Tao (chi. 達悟 or Yami 雅美) is one of the sixteen recognized indigenous ethnic groups in Taiwan. Their language belongs to the Austronesian language group and is orally transmitted. The traditional music of the Tao consists primarily of songs. There is no word in the Tao language that can be translated as ‘music’. They use the term mianoanood, which means ‘singing songs’. Through traditional singing practices, the Tao transmit their history, their views of life, and they learn to follow the taboos. Since the 1960s, there have been many policies undertaken by the government, which aim to support the “development” and “modernization” of ethnic minority qcommunities in Taiwan. In 1980, an “intermediate deposit” for “weak” radioactive waste was established on the island, with many scams and close cooperation of the Taiwan Power Company and the government. This presentation is based on my PhD research project – The Music in the Life of the Tao: Tradition and Innovation.
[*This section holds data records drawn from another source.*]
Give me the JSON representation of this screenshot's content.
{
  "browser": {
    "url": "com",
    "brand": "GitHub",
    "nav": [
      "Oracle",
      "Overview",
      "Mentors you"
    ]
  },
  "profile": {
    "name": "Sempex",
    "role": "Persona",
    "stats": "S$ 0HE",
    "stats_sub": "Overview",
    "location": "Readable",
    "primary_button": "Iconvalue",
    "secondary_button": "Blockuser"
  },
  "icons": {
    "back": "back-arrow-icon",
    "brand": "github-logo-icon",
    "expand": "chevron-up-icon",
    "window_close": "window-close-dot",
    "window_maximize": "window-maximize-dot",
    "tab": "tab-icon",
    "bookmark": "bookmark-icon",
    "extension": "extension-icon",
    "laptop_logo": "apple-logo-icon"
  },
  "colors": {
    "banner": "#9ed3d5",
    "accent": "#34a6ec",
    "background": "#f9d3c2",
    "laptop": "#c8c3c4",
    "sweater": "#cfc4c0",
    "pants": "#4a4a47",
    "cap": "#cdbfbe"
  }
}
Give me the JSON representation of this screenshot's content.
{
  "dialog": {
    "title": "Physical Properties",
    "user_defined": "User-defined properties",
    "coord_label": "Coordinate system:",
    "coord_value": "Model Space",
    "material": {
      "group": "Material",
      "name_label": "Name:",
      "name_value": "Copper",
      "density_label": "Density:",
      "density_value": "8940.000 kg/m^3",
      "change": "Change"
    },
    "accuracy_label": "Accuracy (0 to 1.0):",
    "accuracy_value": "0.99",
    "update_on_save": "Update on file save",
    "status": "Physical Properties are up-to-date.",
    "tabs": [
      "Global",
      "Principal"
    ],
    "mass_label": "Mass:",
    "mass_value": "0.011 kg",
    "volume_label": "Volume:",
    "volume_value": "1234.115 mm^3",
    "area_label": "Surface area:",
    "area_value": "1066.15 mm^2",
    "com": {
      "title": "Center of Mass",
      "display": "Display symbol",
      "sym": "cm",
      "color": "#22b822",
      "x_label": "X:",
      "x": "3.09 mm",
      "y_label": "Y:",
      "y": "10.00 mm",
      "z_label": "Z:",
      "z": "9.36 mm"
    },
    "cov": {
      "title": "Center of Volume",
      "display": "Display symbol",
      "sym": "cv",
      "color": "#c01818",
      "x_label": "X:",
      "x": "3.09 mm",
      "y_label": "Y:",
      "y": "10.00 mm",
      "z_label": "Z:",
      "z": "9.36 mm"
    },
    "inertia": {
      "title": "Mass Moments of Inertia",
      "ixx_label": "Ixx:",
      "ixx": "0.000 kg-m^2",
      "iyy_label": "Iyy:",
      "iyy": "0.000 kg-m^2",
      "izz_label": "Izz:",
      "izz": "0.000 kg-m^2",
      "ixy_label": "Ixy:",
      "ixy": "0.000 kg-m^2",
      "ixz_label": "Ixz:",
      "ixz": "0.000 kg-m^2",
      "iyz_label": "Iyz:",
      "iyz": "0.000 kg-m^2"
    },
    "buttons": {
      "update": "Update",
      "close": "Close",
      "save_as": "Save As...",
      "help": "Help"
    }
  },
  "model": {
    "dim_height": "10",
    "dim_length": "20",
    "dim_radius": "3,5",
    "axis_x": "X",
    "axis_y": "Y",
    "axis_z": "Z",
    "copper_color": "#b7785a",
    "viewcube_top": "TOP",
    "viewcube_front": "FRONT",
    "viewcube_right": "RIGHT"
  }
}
Wei-Ya LIN was born in Taipei, Taiwan. She is currently employed as a research fellow in the project Bi-Musicality at the Institute of Folk Music Research and Ethnomusicology at the University of Music and Performing Arts Vienna. Furthermore, she is working for the project Music without Borders at the Franz Schubert Institute, and as an adjunct lecturer at the Institute of Composition and Electro-Acoustics. In 2006 she completed her M.A. in viola performance with distinction, in 2007 the postgraduate curriculum in chamber music, and she studied composition from 2005 to 2007. In 2015 she received her PhD in Ethnomusicology from the same university for the thesis Music in the Life of the Tao (Taiwanese indigenous ethnic group): Tradition and Innovation, graduation with distiction.
Le séminaire du CREM (Centre de recherche en ethnomusicologie) a lieu deux lundis par mois, de 10h à 12h. Les chercheurs (doctorants compris) membres du CREM ou invités de passage y présentent leurs travaux en cours. Les présentations durent 50 minutes, et sont suivies d’une pause café et d’une heure de discussion.
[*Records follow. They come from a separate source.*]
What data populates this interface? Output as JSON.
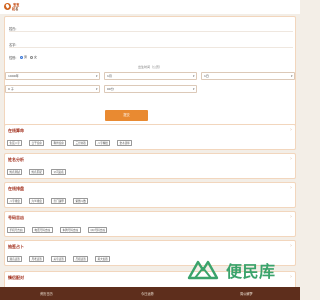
{
  "header": {
    "logo_top": "宝宝",
    "logo_bottom_1": "起",
    "logo_bottom_2": "名"
  },
  "form": {
    "surname_label": "姓氏:",
    "name_label": "名字:",
    "gender_label": "性别:",
    "gender_options": [
      "男",
      "女"
    ],
    "date_label": "出生时间（公历）",
    "year": "1990年",
    "month": "1月",
    "day": "1日",
    "hour": "0 子",
    "minute": "00分",
    "submit": "提交"
  },
  "sections": [
    {
      "title": "在线算命",
      "tags": [
        "生辰八字",
        "日干论命",
        "称骨论命",
        "三世书签",
        "八字精批",
        "金木流年"
      ]
    },
    {
      "title": "姓名分析",
      "tags": [
        "姓名测试",
        "姓名匹配",
        "公司起名"
      ]
    },
    {
      "title": "在线排盘",
      "tags": [
        "八字排盘",
        "六爻排盘",
        "奇门遁甲",
        "紫微斗数"
      ]
    },
    {
      "title": "号码吉凶",
      "tags": [
        "手机号吉凶",
        "电话号码吉凶",
        "车牌号码吉凶",
        "QQ号码吉凶"
      ]
    },
    {
      "title": "抽签占卜",
      "tags": [
        "观音灵签",
        "月老灵签",
        "关帝灵签",
        "吕祖灵签",
        "黄大仙签"
      ]
    },
    {
      "title": "情侣配对",
      "tags": []
    }
  ],
  "watermark": {
    "text": "便民库"
  },
  "footer": {
    "links": [
      "黄历日历",
      "今日运势",
      "周公解梦"
    ]
  },
  "colors": {
    "accent": "#e98a31",
    "title": "#a12d1a",
    "footer": "#5e2e1c",
    "watermark": "#3aa36b"
  }
}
Occasionnellement, le séminaire prend la forme d’un atelier rassemblant plusieurs chercheurs autour d’un thème commun. Il dure alors un après-midi ou bien une journée complète.
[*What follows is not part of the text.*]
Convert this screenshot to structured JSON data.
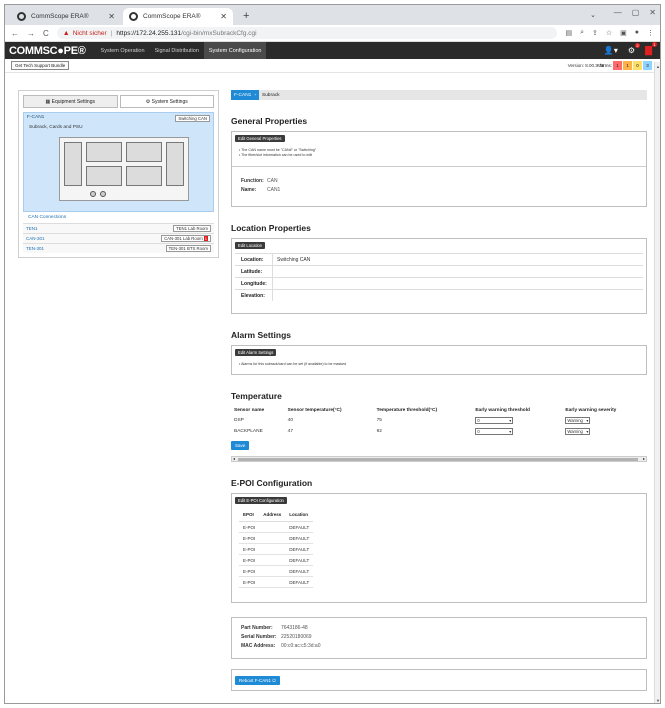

La participation au séminaire est ouverte à tous. Il fait par ailleurs partie du cursus des Master d’ethnomusicologie des universités Paris Nanterre et Paris 8 Saint-Denis.